* _DESCRIPTION OF THE TASK_: If a line in the records below holds the word "kind", copy it.

· · · · · · ·

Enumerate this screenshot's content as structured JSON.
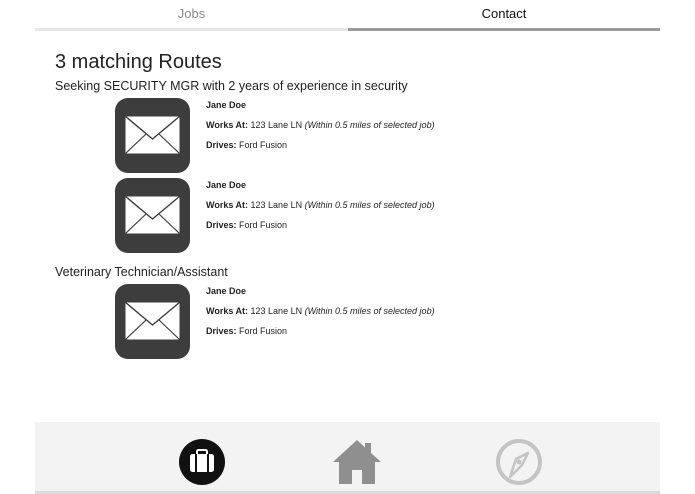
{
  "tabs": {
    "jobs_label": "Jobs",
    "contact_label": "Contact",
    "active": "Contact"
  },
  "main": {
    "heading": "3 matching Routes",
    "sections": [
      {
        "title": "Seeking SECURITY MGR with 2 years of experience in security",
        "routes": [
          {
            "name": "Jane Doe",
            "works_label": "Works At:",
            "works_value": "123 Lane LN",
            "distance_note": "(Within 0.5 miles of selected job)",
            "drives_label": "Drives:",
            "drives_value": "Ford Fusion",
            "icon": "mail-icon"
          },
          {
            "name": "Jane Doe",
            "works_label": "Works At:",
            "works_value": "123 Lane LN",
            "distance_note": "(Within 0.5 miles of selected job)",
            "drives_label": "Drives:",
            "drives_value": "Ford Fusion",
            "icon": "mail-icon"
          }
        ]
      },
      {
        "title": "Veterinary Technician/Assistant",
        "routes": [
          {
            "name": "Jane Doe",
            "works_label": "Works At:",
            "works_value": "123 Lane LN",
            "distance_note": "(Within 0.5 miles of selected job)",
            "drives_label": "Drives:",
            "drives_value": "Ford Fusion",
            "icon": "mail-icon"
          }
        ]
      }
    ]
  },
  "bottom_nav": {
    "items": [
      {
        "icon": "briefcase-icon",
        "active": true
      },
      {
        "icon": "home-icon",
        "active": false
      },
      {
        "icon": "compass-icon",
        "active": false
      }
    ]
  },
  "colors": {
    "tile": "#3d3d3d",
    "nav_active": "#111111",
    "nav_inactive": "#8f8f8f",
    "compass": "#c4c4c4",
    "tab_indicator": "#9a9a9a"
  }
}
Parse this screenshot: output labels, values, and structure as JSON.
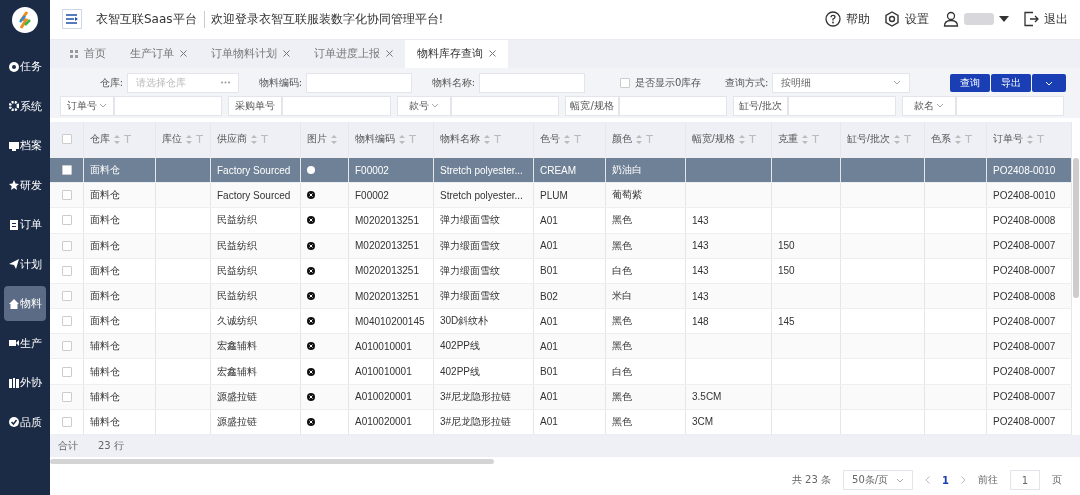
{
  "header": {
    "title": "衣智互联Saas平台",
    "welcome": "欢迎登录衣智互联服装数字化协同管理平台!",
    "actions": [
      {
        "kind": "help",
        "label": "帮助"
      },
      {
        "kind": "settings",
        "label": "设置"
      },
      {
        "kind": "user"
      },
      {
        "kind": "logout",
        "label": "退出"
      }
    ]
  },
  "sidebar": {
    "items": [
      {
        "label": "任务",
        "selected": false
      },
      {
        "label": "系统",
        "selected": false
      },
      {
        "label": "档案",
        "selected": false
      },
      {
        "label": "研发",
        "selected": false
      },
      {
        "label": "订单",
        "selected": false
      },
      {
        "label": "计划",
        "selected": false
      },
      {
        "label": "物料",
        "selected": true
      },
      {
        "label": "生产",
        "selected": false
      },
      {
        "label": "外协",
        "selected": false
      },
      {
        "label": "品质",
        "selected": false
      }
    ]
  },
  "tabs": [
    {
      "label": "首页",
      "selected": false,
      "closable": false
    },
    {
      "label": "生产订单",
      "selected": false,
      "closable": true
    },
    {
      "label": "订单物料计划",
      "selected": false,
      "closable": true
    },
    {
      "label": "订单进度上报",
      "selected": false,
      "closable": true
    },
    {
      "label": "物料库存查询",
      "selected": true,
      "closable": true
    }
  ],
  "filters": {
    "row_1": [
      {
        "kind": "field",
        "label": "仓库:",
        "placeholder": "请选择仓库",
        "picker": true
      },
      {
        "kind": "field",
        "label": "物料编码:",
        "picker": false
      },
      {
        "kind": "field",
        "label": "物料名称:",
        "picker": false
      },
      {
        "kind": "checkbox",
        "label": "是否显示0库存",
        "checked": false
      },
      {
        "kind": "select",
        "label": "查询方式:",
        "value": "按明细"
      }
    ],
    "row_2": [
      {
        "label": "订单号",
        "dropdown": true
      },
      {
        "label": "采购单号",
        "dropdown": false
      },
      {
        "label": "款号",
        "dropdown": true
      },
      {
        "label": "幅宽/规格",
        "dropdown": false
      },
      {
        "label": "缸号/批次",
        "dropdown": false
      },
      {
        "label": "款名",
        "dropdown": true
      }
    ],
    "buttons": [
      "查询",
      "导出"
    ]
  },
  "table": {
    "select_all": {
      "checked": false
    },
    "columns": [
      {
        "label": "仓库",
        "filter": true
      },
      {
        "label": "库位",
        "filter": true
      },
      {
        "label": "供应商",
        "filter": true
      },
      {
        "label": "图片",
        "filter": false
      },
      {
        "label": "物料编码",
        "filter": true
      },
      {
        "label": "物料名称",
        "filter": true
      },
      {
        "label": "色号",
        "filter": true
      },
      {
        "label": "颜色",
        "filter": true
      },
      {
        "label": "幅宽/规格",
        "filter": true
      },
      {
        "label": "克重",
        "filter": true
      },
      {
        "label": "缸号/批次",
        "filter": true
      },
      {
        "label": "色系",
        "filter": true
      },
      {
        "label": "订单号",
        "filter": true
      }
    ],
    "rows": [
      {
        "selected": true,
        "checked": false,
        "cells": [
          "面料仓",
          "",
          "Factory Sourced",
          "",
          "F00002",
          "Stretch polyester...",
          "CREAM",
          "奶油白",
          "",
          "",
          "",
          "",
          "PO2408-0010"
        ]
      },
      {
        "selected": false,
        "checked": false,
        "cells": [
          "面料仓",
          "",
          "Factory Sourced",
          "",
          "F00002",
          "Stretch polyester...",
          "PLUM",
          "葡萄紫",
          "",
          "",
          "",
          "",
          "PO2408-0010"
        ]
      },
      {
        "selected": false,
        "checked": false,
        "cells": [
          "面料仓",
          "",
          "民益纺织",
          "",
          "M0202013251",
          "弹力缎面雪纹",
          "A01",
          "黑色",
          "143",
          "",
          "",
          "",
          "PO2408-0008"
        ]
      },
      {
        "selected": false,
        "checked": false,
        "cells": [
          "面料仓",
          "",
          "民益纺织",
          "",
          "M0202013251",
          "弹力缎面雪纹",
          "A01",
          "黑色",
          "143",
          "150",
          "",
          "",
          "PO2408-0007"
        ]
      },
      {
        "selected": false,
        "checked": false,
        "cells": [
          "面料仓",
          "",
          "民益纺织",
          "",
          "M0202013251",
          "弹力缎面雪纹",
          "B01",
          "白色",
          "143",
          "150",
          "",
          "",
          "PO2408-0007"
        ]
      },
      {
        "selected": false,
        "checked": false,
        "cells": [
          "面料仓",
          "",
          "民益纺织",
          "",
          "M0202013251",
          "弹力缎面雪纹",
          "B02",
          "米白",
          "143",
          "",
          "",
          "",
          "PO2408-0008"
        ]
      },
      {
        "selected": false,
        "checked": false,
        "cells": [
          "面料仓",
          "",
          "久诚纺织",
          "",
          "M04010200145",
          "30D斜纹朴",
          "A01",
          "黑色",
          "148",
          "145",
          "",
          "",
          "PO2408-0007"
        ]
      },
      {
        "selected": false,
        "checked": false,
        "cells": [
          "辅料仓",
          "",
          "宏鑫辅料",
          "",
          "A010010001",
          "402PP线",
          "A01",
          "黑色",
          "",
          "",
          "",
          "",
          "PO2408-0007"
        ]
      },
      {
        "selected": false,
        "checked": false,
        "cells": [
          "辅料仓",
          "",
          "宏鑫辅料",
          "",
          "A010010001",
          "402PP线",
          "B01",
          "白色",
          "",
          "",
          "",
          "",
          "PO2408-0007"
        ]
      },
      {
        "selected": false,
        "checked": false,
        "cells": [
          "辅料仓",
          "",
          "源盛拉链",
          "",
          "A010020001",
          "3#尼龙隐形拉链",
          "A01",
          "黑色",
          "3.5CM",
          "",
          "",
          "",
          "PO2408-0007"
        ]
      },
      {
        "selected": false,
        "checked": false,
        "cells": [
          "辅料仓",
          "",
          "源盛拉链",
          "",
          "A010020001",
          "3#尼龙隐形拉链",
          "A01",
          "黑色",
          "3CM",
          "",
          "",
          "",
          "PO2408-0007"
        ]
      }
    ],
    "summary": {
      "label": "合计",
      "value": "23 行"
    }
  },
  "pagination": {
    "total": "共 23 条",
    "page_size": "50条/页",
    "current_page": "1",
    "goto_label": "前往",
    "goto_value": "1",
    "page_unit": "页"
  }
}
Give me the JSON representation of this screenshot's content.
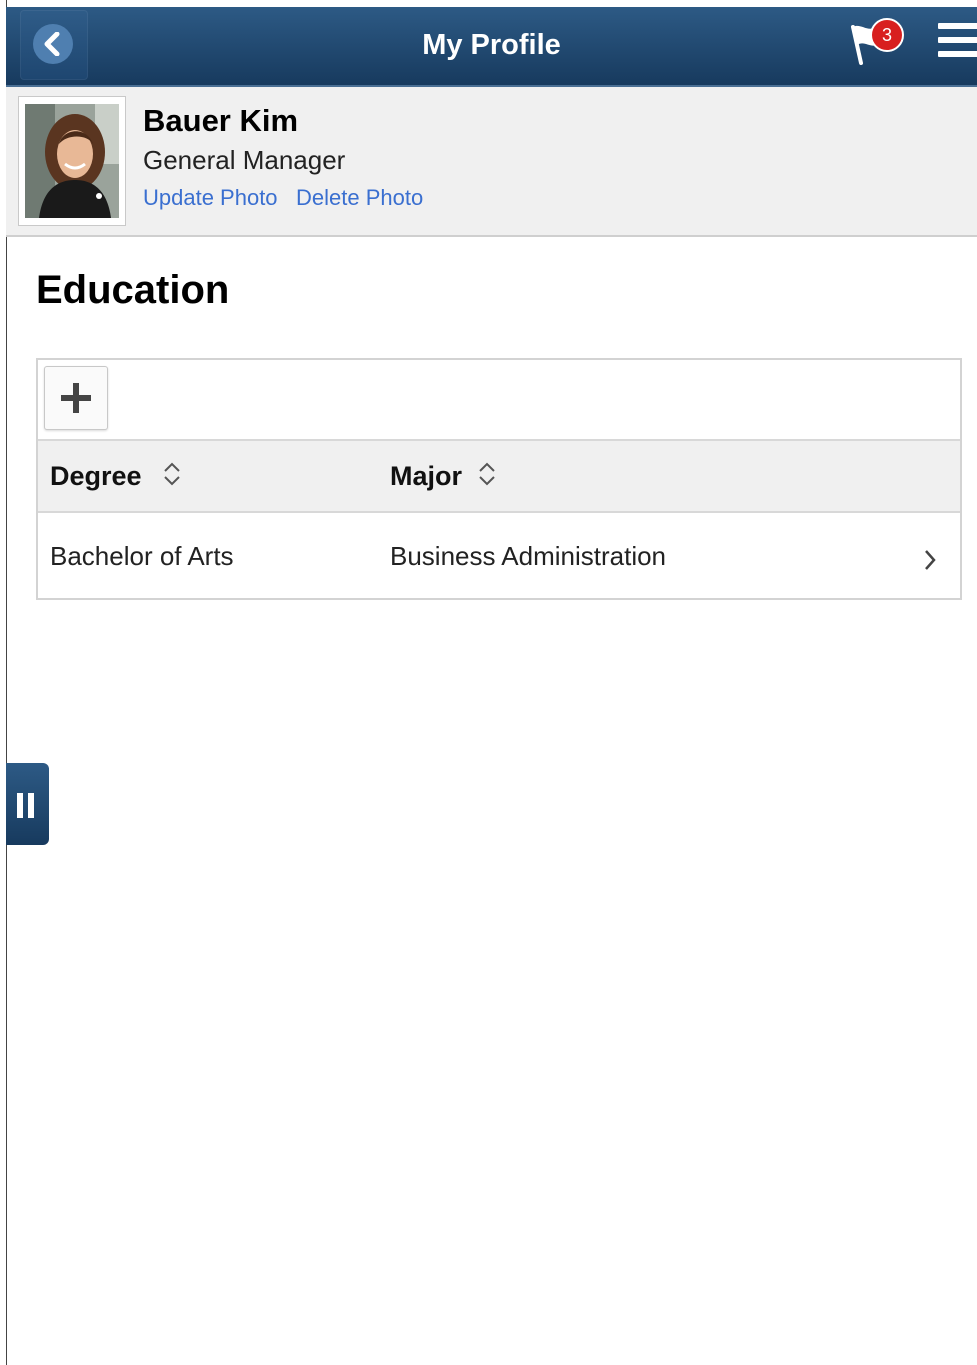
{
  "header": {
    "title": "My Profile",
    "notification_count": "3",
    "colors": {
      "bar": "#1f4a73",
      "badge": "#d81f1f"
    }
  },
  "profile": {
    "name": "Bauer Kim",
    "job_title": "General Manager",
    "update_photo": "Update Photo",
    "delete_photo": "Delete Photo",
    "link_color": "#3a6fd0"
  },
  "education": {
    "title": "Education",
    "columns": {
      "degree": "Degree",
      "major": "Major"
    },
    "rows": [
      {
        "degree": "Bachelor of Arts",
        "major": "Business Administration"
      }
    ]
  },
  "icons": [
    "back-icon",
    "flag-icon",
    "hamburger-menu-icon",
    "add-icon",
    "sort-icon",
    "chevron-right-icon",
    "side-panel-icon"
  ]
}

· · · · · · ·

* _WORKED SOLUTION_:
        "kind": "help",
        "kind": "settings",
        "kind": "user"
        "kind": "logout",
        "kind": "field",
        "kind": "field",
        "kind": "field",
        "kind": "checkbox",
        "kind": "select",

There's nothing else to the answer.